Your relationship with your People Manager will be built through a continuing dialogue. Your discussions will begin before you accept the new position and continue into your transition and beyond. To help you make a smooth transition, here are five ‘key conversations’ that will help you engage with your People Manager and begin developing a facilitative and collaborative professional relationship.
1. The situational diagnosis conversation. It is essential to understand the overall business situation. Ask your People Manager for their insights into the business forecast and strategic priorities of Munich Re. How does your department fit into this? Where is the department/company going and how do they expect to get there?
2. The expectations conversation. Your agenda for this conversation is to understand and negotiate expectations. What does your People Manager need you to do in the short term and medium term? What does success look like? How will your performance be measured? Get in the habit of having very quick but clear expectation discussions. This can be a brief conversation which allows the both of you to stay in sync with one another. These three questions may be helpful during your discussion:
- What are the major results you expect me to achieve in the next few weeks?
- What results are most important?
- What changes do you see happening this quarter or next quarter that will shift the priorities?
3. The style conversation. This conversation is about how you and your new People Manager interact on an ongoing basis. Is it face-to-face? In writing? By voicemail or email? How do your styles differ and what are the implications of your differences for how you should interact?
4. The resources conversation. This conversation is a negotiation for resources. What do you need to be successful? What do you need your People Manager to do? This may not always be physical resources but rather help from your People Manager or team to persuade the organization to confront the need for change.

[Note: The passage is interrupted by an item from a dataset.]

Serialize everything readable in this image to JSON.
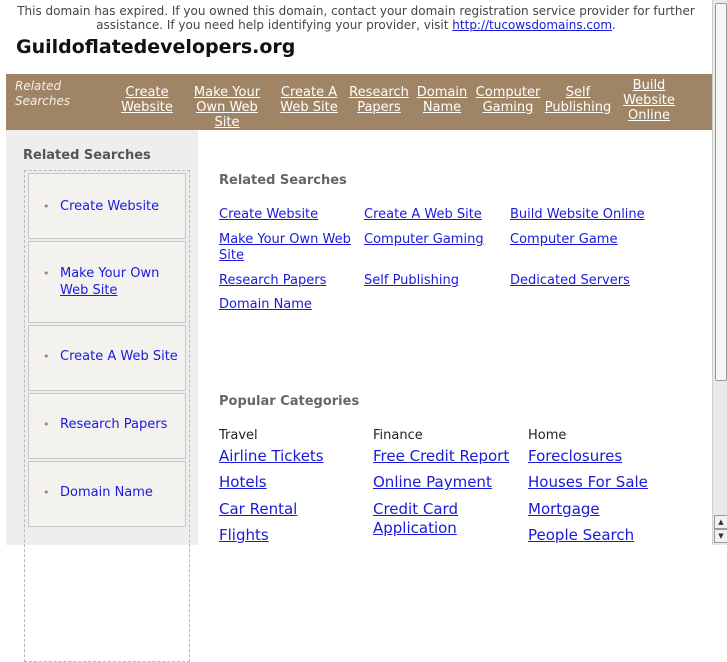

5. The personal development conversation. Finally, discuss how your tenure in this job will contribute to your professional development. Are there projects that you can undertake? Are there courses or programs to further develop your skills?
Reference: The First 90 Days: Critical Success Strategies for New Leaders at All Levels, Michael Watkins (2003)